►

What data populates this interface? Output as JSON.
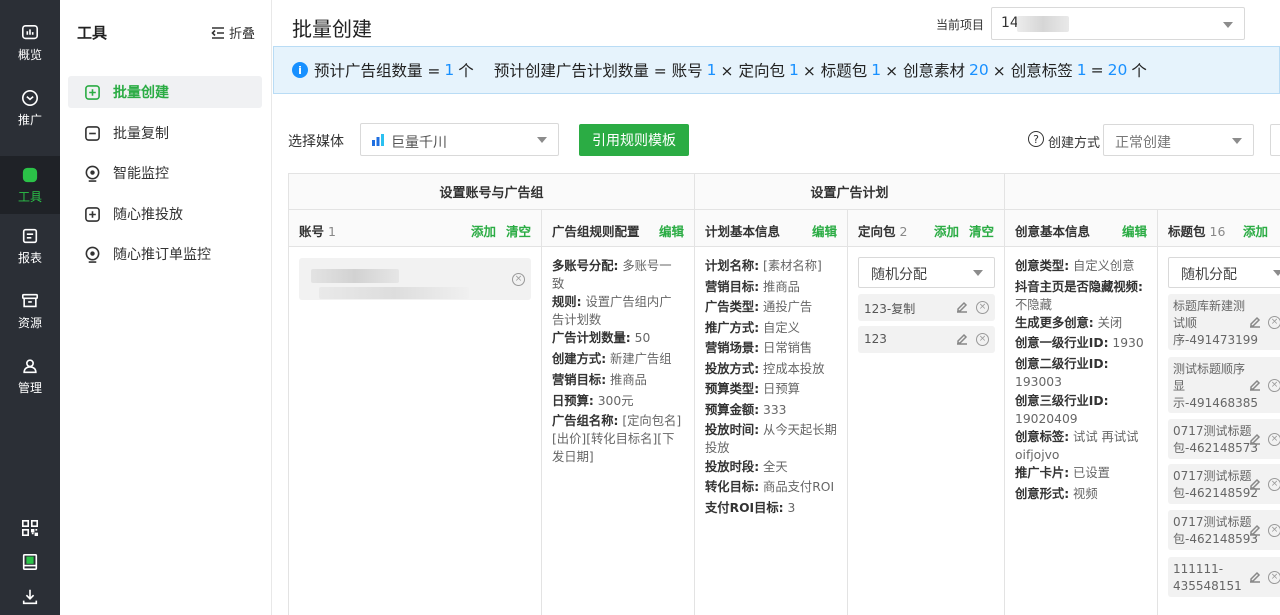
{
  "rail": {
    "items": [
      {
        "label": "概览",
        "icon": "overview-icon"
      },
      {
        "label": "推广",
        "icon": "promote-icon"
      },
      {
        "label": "工具",
        "icon": "tools-icon"
      },
      {
        "label": "报表",
        "icon": "report-icon"
      },
      {
        "label": "资源",
        "icon": "resource-icon"
      },
      {
        "label": "管理",
        "icon": "manage-icon"
      }
    ],
    "bottom_icons": [
      "qrcode-icon",
      "book-icon",
      "download-icon"
    ]
  },
  "submenu": {
    "title": "工具",
    "collapse_label": "折叠",
    "items": [
      "批量创建",
      "批量复制",
      "智能监控",
      "随心推投放",
      "随心推订单监控"
    ]
  },
  "header": {
    "title": "批量创建",
    "project_label": "当前项目",
    "project_value": "14"
  },
  "banner": {
    "p1": "预计广告组数量 =",
    "n1": "1",
    "p2": "个",
    "p3": "预计创建广告计划数量 = 账号",
    "n2": "1",
    "p4": "× 定向包",
    "n3": "1",
    "p5": "× 标题包",
    "n4": "1",
    "p6": "× 创意素材",
    "n5": "20",
    "p7": "× 创意标签",
    "n6": "1",
    "p8": "=",
    "n7": "20",
    "p9": "个"
  },
  "toolbar": {
    "media_label": "选择媒体",
    "media_value": "巨量千川",
    "rule_button": "引用规则模板",
    "mode_label": "创建方式",
    "mode_value": "正常创建"
  },
  "table": {
    "groups": [
      "设置账号与广告组",
      "设置广告计划"
    ],
    "columns": {
      "account": {
        "title": "账号",
        "count": "1",
        "add": "添加",
        "clear": "清空"
      },
      "adgroup_rule": {
        "title": "广告组规则配置",
        "edit": "编辑"
      },
      "plan_info": {
        "title": "计划基本信息",
        "edit": "编辑"
      },
      "targeting": {
        "title": "定向包",
        "count": "2",
        "add": "添加",
        "clear": "清空"
      },
      "creative_info": {
        "title": "创意基本信息",
        "edit": "编辑"
      },
      "title_pack": {
        "title": "标题包",
        "count": "16",
        "add": "添加"
      }
    },
    "adgroup_rule_lines": [
      {
        "k": "多账号分配:",
        "v": "多账号一致"
      },
      {
        "k": "规则:",
        "v": "设置广告组内广告计划数"
      },
      {
        "k": "广告计划数量:",
        "v": "50"
      },
      {
        "k": "创建方式:",
        "v": "新建广告组"
      },
      {
        "k": "营销目标:",
        "v": "推商品"
      },
      {
        "k": "日预算:",
        "v": "300元"
      },
      {
        "k": "广告组名称:",
        "v": "[定向包名][出价][转化目标名][下发日期]"
      }
    ],
    "plan_lines": [
      {
        "k": "计划名称:",
        "v": "[素材名称]"
      },
      {
        "k": "营销目标:",
        "v": "推商品"
      },
      {
        "k": "广告类型:",
        "v": "通投广告"
      },
      {
        "k": "推广方式:",
        "v": "自定义"
      },
      {
        "k": "营销场景:",
        "v": "日常销售"
      },
      {
        "k": "投放方式:",
        "v": "控成本投放"
      },
      {
        "k": "预算类型:",
        "v": "日预算"
      },
      {
        "k": "预算金额:",
        "v": "333"
      },
      {
        "k": "投放时间:",
        "v": "从今天起长期投放"
      },
      {
        "k": "投放时段:",
        "v": "全天"
      },
      {
        "k": "转化目标:",
        "v": "商品支付ROI"
      },
      {
        "k": "支付ROI目标:",
        "v": "3"
      }
    ],
    "targeting_select": "随机分配",
    "targeting_items": [
      "123-复制",
      "123"
    ],
    "creative_lines": [
      {
        "k": "创意类型:",
        "v": "自定义创意"
      },
      {
        "k": "抖音主页是否隐藏视频:",
        "v": "不隐藏"
      },
      {
        "k": "生成更多创意:",
        "v": "关闭"
      },
      {
        "k": "创意一级行业ID:",
        "v": "1930"
      },
      {
        "k": "创意二级行业ID:",
        "v": "193003"
      },
      {
        "k": "创意三级行业ID:",
        "v": "19020409"
      },
      {
        "k": "创意标签:",
        "v": "试试 再试试oifjojvo"
      },
      {
        "k": "推广卡片:",
        "v": "已设置"
      },
      {
        "k": "创意形式:",
        "v": "视频"
      }
    ],
    "title_select": "随机分配",
    "title_items": [
      "标题库新建测试顺序-491473199",
      "测试标题顺序显示-491468385",
      "0717测试标题包-462148573",
      "0717测试标题包-462148592",
      "0717测试标题包-462148593",
      "111111-435548151"
    ]
  },
  "colors": {
    "accent": "#2bac44",
    "info": "#1890ff",
    "rail": "#2b2f36"
  }
}
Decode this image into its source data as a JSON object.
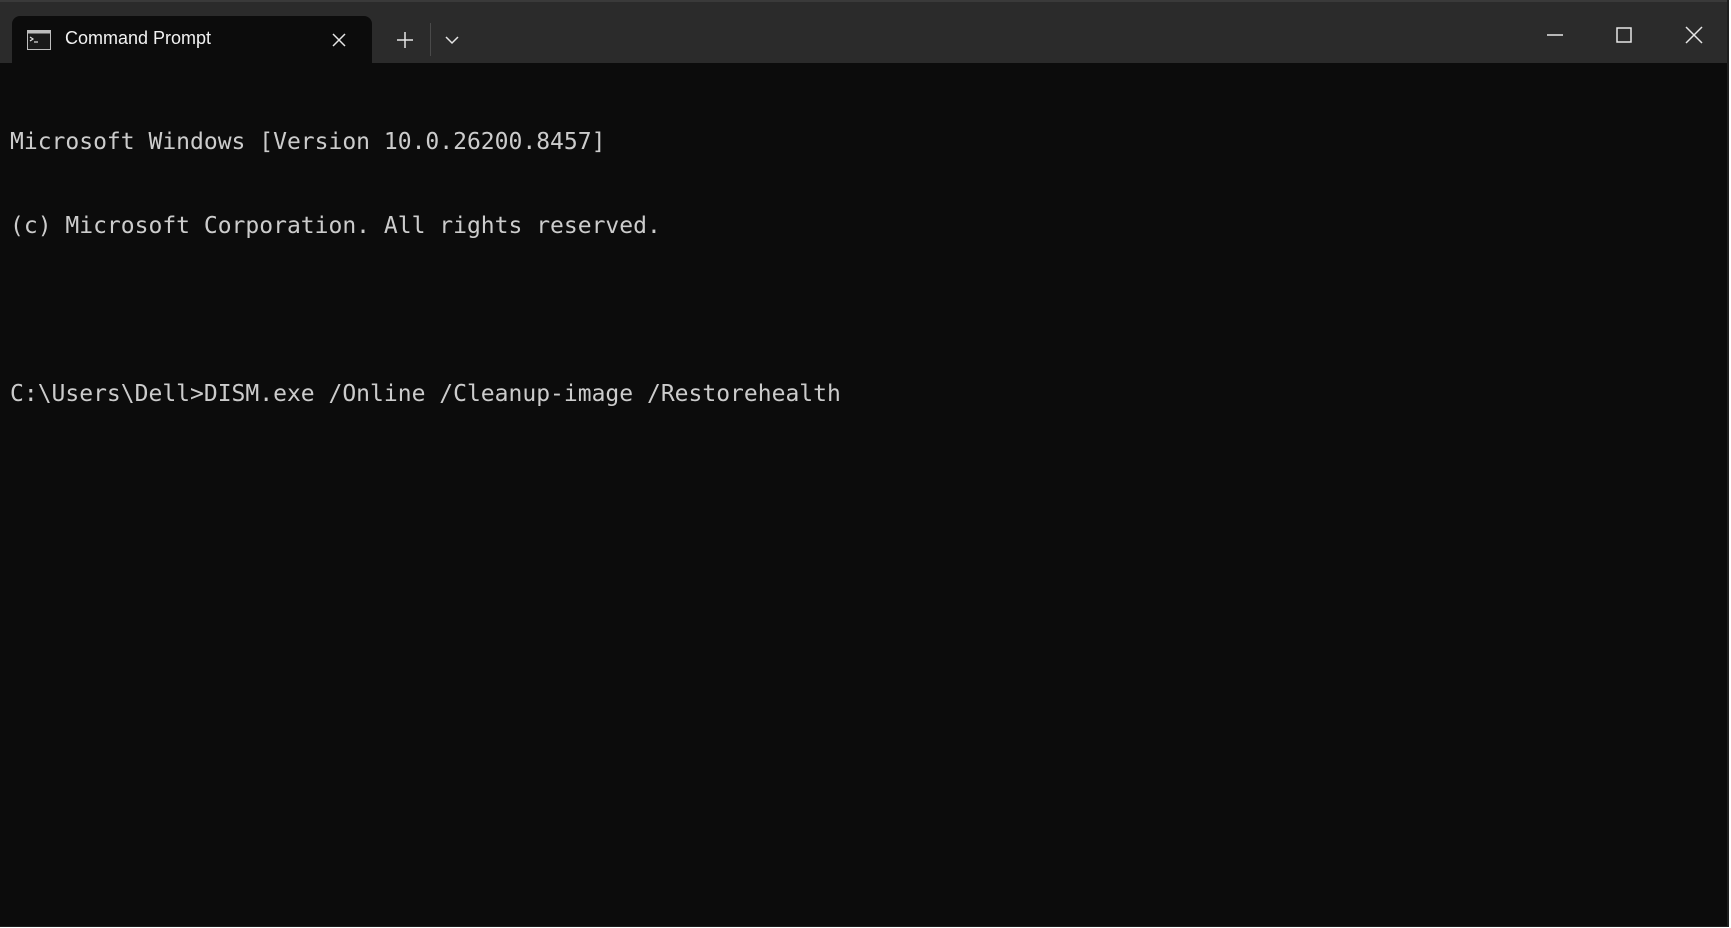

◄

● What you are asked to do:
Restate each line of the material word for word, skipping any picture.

● Response to the exercise:
What data populates this interface? Output as JSON.
{
  "rail": {
    "items": [
      {
        "label": "概览",
        "icon": "overview-icon"
      },
      {
        "label": "推广",
        "icon": "promote-icon"
      },
      {
        "label": "工具",
        "icon": "tools-icon"
      },
      {
        "label": "报表",
        "icon": "report-icon"
      },
      {
        "label": "资源",
        "icon": "resource-icon"
      },
      {
        "label": "管理",
        "icon": "manage-icon"
      }
    ],
    "bottom_icons": [
      "qrcode-icon",
      "book-icon",
      "download-icon"
    ]
  },
  "submenu": {
    "title": "工具",
    "collapse_label": "折叠",
    "items": [
      "批量创建",
      "批量复制",
      "智能监控",
      "随心推投放",
      "随心推订单监控"
    ]
  },
  "header": {
    "title": "批量创建",
    "project_label": "当前项目",
    "project_value": "14"
  },
  "banner": {
    "p1": "预计广告组数量 =",
    "n1": "1",
    "p2": "个",
    "p3": "预计创建广告计划数量 = 账号",
    "n2": "1",
    "p4": "× 定向包",
    "n3": "1",
    "p5": "× 标题包",
    "n4": "1",
    "p6": "× 创意素材",
    "n5": "20",
    "p7": "× 创意标签",
    "n6": "1",
    "p8": "=",
    "n7": "20",
    "p9": "个"
  },
  "toolbar": {
    "media_label": "选择媒体",
    "media_value": "巨量千川",
    "rule_button": "引用规则模板",
    "mode_label": "创建方式",
    "mode_value": "正常创建"
  },
  "table": {
    "groups": [
      "设置账号与广告组",
      "设置广告计划"
    ],
    "columns": {
      "account": {
        "title": "账号",
        "count": "1",
        "add": "添加",
        "clear": "清空"
      },
      "adgroup_rule": {
        "title": "广告组规则配置",
        "edit": "编辑"
      },
      "plan_info": {
        "title": "计划基本信息",
        "edit": "编辑"
      },
      "targeting": {
        "title": "定向包",
        "count": "2",
        "add": "添加",
        "clear": "清空"
      },
      "creative_info": {
        "title": "创意基本信息",
        "edit": "编辑"
      },
      "title_pack": {
        "title": "标题包",
        "count": "16",
        "add": "添加"
      }
    },
    "adgroup_rule_lines": [
      {
        "k": "多账号分配:",
        "v": "多账号一致"
      },
      {
        "k": "规则:",
        "v": "设置广告组内广告计划数"
      },
      {
        "k": "广告计划数量:",
        "v": "50"
      },
      {
        "k": "创建方式:",
        "v": "新建广告组"
      },
      {
        "k": "营销目标:",
        "v": "推商品"
      },
      {
        "k": "日预算:",
        "v": "300元"
      },
      {
        "k": "广告组名称:",
        "v": "[定向包名][出价][转化目标名][下发日期]"
      }
    ],
    "plan_lines": [
      {
        "k": "计划名称:",
        "v": "[素材名称]"
      },
      {
        "k": "营销目标:",
        "v": "推商品"
      },
      {
        "k": "广告类型:",
        "v": "通投广告"
      },
      {
        "k": "推广方式:",
        "v": "自定义"
      },
      {
        "k": "营销场景:",
        "v": "日常销售"
      },
      {
        "k": "投放方式:",
        "v": "控成本投放"
      },
      {
        "k": "预算类型:",
        "v": "日预算"
      },
      {
        "k": "预算金额:",
        "v": "333"
      },
      {
        "k": "投放时间:",
        "v": "从今天起长期投放"
      },
      {
        "k": "投放时段:",
        "v": "全天"
      },
      {
        "k": "转化目标:",
        "v": "商品支付ROI"
      },
      {
        "k": "支付ROI目标:",
        "v": "3"
      }
    ],
    "targeting_select": "随机分配",
    "targeting_items": [
      "123-复制",
      "123"
    ],
    "creative_lines": [
      {
        "k": "创意类型:",
        "v": "自定义创意"
      },
      {
        "k": "抖音主页是否隐藏视频:",
        "v": "不隐藏"
      },
      {
        "k": "生成更多创意:",
        "v": "关闭"
      },
      {
        "k": "创意一级行业ID:",
        "v": "1930"
      },
      {
        "k": "创意二级行业ID:",
        "v": "193003"
      },
      {
        "k": "创意三级行业ID:",
        "v": "19020409"
      },
      {
        "k": "创意标签:",
        "v": "试试 再试试oifjojvo"
      },
      {
        "k": "推广卡片:",
        "v": "已设置"
      },
      {
        "k": "创意形式:",
        "v": "视频"
      }
    ],
    "title_select": "随机分配",
    "title_items": [
      "标题库新建测试顺序-491473199",
      "测试标题顺序显示-491468385",
      "0717测试标题包-462148573",
      "0717测试标题包-462148592",
      "0717测试标题包-462148593",
      "111111-435548151"
    ]
  },
  "colors": {
    "accent": "#2bac44",
    "info": "#1890ff",
    "rail": "#2b2f36"
  }
}
Decode this image into its source data as a JSON object.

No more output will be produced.